### TASK GOAL
Within this material, find every line where the string "kafka" appears, and copy it out.

[Start of section]

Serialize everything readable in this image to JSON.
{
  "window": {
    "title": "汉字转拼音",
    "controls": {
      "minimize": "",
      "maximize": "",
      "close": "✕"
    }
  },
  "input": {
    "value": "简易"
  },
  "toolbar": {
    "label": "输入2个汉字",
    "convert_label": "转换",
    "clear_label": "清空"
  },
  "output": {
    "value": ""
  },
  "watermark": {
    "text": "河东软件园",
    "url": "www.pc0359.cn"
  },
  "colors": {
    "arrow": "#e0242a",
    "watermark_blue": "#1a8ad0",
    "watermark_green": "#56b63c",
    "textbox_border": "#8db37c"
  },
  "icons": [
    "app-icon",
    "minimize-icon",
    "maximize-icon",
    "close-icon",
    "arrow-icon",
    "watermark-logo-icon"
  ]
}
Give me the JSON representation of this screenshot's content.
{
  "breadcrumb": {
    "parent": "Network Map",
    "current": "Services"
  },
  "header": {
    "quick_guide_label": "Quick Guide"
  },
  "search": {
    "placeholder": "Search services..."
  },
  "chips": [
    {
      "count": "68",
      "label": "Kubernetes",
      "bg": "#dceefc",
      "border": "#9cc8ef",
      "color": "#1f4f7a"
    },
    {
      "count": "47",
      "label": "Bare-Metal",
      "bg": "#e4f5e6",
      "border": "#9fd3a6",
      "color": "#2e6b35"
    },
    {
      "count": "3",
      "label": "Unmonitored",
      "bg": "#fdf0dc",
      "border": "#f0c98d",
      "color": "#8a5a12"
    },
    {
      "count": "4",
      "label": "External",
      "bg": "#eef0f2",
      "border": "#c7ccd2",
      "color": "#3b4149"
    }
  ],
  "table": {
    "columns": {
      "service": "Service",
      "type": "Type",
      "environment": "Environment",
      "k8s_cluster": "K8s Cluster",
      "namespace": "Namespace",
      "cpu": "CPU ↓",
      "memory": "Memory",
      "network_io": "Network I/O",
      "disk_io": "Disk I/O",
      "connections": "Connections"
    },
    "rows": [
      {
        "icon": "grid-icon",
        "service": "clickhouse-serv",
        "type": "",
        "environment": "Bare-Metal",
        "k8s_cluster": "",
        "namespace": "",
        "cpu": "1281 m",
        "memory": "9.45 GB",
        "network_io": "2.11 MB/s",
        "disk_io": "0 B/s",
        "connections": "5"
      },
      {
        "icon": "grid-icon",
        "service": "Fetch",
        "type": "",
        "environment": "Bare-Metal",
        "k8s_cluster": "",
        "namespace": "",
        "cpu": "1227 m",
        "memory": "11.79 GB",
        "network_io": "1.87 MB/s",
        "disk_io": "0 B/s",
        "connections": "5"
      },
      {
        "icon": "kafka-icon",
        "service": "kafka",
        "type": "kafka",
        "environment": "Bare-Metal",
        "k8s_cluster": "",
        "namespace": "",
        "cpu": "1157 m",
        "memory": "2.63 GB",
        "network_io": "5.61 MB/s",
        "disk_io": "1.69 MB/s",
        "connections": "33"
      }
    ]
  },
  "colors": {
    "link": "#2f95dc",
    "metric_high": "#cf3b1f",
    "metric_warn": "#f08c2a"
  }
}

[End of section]

### EXPECTED ANSWER
        "icon": "kafka-icon",
        "service": "kafka",
        "type": "kafka",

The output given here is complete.